At the time, as Terengganu was owed RM6 billion in oil royalties by the federal government, TIA planned to use the sum plus another RM5 billion that it planned to raise via a bond issuance as seed money for development purposes in the state.
On April 1, 2009, the federal government agreed to guarantee the principal and interest of the proposed Islamic medium-term notes (IMTNs) for a 30-year period. The joke was on taxpayers as the notes’ effective rate was 6.68% per annum — which was exorbitant, as they were government-guaranteed.
From then on, a tussle appeared to have emerged between the state government and Putrajaya.
In May 2009, TIA CEO Datuk Shahrol Azral Ibrahim Halmi signed an agreement with AmInvestment Bank Bhd for the latter to act as the lead arranger, lead manager and facility agent for the IMTNs.
On May 22, MBI Terengganu, however, suspended the exercise as the agreement was signed without its approval. It also said the federal government guarantee did not follow its terms.
On May 25, Shahrol bulldozed the issuance.
On May 27, he was sacked by the board as CEO, but on the very same day, managed — with the help of fellow director Tan Sri Ismee Ismail — to push through a resolution reinstating him.
On July 31, TIA was taken over by the Ministry of Finance .
On Sept 25, TIA’s name was changed to 1Malaysia Development Bhd (1MDB).
Later that year, Shahrol claimed that the IMTNs were issued to fund a joint development project on Pulau Bidong, Terengganu, with the United Arab Emirates’ Mubadala Investment Co — with the recommendation of 1MDB’s “special adviser”.
According to the witness testimony by former prime minister Datuk Seri Najib Razak’s special officer Datuk Amhari Efendi Nazaruddin, Low Taek Jho — better known as Jho Low — was TIA’s special adviser to the chairman of the TIA advisory panel, who was Najib.
In September 2009, 1MDB, after just eight days of deliberation, stumped up US$1 billion (RM3.465 billion) - raised from the TIA bonds - for a 40:60 joint venture with PetroSaudi Holdings (Cayman) Ltd, dubbed 1MDB PetroSaudi Ltd — and now the subject matter of the 1MDB-Tanore trial.
As for the Mubadala-Pulau Bidong project, not only did Mubadala deny it was involved in the project, but there was no mention of it in the National Audit Department’s 2018 audit report of 1MDB.
MBI Terengganu had reason to be shocked at AmBank’s recommendation for the IMTNs, which were issued at a 12.08% discount to ensure full subscription (even though there was hardly any risk of it, given that it was government-guaranteed), resulting in TIA receiving RM4.385 billion from the full value of RM5 billion — or a shortfall of RM615 million.
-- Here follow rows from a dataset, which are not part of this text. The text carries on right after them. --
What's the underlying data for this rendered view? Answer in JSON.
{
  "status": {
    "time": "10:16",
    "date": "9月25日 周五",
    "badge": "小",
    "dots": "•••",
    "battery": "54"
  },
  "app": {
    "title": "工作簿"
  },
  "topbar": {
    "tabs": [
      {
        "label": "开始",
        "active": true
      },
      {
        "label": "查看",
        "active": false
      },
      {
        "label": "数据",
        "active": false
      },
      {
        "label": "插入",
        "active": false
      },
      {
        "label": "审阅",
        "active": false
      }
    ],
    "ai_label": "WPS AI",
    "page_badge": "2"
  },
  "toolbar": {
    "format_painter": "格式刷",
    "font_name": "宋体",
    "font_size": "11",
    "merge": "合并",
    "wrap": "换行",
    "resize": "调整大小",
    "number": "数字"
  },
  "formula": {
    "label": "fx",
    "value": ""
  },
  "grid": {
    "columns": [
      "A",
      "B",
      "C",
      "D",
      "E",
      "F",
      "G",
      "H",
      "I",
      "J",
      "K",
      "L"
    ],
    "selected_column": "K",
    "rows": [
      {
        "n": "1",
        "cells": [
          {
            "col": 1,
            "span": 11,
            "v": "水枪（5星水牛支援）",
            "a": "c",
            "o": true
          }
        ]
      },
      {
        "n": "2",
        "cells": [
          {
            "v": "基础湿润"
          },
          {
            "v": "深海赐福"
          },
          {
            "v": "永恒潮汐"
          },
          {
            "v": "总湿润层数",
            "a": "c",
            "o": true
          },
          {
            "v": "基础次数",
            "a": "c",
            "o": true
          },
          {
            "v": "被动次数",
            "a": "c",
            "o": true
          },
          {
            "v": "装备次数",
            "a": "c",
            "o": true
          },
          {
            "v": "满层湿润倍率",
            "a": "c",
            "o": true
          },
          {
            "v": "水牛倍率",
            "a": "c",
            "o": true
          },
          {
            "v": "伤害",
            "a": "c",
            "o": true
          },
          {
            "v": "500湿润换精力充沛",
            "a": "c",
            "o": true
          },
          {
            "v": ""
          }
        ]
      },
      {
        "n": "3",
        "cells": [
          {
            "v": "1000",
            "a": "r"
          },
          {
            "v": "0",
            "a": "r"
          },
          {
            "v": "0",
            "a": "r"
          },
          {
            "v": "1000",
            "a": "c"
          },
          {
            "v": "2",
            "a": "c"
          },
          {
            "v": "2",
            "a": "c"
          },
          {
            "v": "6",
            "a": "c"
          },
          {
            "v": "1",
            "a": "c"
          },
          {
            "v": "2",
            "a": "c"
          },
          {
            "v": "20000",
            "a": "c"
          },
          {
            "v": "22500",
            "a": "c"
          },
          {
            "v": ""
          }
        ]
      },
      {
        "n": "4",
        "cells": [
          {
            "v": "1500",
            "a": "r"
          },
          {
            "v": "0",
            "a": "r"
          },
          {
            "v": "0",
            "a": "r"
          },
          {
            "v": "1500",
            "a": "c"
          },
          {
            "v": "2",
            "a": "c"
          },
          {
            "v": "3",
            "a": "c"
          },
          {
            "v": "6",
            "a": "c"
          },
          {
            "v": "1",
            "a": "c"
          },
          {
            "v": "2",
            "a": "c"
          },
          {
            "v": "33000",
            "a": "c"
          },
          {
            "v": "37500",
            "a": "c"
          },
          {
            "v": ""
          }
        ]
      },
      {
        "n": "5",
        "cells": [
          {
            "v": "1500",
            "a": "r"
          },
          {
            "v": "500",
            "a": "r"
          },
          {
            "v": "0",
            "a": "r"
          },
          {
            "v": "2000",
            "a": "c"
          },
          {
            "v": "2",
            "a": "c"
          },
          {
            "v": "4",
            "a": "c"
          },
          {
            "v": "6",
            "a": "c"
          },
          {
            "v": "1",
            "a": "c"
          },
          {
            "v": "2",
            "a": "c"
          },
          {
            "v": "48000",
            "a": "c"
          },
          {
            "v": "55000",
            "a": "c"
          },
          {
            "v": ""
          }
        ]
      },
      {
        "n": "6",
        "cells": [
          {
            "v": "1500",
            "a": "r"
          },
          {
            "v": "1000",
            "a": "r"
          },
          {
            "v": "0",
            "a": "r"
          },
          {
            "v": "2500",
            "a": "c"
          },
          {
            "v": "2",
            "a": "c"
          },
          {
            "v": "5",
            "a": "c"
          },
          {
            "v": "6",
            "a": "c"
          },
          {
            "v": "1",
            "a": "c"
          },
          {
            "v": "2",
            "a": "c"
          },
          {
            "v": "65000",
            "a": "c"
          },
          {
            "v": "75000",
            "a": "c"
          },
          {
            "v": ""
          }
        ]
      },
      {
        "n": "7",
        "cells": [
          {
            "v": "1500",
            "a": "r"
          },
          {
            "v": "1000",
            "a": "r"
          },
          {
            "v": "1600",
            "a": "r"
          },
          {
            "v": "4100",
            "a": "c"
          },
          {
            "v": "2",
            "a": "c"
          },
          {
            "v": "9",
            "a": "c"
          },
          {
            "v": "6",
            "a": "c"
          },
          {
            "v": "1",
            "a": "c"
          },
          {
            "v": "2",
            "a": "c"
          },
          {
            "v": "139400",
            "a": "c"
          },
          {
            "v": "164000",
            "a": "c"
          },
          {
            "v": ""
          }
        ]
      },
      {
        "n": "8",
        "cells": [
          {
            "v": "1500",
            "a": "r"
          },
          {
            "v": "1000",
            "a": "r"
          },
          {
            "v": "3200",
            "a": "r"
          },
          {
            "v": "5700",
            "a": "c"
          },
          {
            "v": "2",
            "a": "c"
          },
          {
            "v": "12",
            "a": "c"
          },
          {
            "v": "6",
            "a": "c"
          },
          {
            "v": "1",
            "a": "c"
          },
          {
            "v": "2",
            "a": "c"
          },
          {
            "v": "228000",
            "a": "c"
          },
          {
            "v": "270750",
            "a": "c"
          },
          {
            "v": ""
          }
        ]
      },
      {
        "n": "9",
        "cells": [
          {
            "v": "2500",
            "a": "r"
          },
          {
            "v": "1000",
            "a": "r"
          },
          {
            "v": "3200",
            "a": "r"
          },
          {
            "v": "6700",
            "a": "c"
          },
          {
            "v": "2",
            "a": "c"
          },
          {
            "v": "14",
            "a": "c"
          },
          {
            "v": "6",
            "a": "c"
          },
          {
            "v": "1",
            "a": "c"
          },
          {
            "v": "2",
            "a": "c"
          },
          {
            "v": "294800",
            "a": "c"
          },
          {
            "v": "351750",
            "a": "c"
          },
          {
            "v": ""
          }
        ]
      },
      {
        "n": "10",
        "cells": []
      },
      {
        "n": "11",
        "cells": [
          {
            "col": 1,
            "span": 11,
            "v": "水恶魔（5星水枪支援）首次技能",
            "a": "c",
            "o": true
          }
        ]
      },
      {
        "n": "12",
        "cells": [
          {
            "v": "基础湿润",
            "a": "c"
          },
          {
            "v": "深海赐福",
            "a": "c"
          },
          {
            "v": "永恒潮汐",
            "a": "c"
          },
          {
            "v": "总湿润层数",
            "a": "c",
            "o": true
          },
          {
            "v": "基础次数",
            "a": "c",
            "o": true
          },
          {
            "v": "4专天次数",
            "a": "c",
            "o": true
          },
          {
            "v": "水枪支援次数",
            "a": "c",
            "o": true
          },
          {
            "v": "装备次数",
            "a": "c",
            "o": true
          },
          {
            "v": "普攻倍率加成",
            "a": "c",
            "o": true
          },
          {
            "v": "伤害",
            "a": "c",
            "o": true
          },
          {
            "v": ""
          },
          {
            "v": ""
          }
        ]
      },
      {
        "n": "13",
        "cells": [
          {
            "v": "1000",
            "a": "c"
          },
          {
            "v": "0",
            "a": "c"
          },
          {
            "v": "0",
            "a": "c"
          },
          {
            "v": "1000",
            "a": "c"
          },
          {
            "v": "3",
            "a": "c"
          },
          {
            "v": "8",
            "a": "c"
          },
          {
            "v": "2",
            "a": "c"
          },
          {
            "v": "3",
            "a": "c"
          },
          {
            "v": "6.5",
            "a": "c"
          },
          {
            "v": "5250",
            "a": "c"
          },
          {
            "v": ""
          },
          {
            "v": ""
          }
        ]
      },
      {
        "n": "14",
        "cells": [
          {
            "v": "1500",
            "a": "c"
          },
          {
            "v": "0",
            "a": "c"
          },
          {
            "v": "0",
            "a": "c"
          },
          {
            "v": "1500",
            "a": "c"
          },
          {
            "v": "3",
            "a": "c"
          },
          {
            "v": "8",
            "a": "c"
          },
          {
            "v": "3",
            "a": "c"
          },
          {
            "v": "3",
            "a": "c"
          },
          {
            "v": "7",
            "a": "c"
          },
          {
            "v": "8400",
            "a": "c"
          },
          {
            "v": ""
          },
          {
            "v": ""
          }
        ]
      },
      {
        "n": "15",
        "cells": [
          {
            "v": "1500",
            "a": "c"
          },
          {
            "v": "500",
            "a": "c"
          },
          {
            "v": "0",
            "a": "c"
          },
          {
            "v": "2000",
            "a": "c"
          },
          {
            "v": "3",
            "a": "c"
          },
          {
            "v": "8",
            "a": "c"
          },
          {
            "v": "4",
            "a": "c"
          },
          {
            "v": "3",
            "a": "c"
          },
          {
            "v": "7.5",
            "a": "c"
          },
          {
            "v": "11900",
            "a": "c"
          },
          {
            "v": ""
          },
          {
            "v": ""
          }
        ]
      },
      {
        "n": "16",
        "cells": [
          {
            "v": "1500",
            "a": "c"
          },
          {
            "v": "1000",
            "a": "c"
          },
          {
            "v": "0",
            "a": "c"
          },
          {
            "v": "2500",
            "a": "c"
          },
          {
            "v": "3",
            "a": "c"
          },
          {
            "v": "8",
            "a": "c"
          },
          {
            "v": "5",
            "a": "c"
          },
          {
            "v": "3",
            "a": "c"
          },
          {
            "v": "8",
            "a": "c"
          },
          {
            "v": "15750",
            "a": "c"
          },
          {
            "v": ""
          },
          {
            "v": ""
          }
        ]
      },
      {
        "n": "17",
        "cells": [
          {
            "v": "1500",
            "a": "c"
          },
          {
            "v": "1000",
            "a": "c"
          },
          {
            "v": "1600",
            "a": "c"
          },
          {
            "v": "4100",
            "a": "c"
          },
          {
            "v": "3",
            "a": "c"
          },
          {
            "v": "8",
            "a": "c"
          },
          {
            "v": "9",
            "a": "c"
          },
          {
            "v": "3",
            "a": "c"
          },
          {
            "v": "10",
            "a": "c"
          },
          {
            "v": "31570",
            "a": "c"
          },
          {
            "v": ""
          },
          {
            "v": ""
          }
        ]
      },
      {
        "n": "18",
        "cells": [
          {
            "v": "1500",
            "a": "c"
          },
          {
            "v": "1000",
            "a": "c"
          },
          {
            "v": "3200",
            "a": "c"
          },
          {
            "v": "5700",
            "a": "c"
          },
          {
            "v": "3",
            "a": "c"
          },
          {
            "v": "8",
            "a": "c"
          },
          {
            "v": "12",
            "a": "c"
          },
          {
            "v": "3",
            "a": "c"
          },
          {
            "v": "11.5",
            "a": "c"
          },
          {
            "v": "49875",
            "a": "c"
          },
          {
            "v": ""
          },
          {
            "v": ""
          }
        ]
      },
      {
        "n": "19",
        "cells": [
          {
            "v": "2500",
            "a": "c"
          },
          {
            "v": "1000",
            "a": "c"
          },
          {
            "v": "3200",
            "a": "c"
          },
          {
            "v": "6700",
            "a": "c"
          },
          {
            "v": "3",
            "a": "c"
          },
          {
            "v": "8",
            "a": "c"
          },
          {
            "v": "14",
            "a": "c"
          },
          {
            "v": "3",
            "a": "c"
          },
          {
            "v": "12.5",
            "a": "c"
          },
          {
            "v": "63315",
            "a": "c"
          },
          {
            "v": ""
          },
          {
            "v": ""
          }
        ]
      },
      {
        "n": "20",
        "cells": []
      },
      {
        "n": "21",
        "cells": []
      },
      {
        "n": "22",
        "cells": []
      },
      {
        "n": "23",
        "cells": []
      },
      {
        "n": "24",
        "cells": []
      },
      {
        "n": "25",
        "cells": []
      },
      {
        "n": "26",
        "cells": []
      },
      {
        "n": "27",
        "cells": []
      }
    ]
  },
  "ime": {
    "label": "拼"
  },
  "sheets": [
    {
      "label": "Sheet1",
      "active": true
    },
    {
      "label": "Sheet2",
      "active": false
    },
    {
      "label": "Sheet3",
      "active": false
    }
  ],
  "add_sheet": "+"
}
Further, the interest rate on the coupon was 5.75% — meaning that the effective return to bondholders amounted to 6.68% per annum.
In total, 1MDB would have to fork out RM13.625 billion to repay the notes — RM5 billion in principal and RM8.625 billion in profit payments.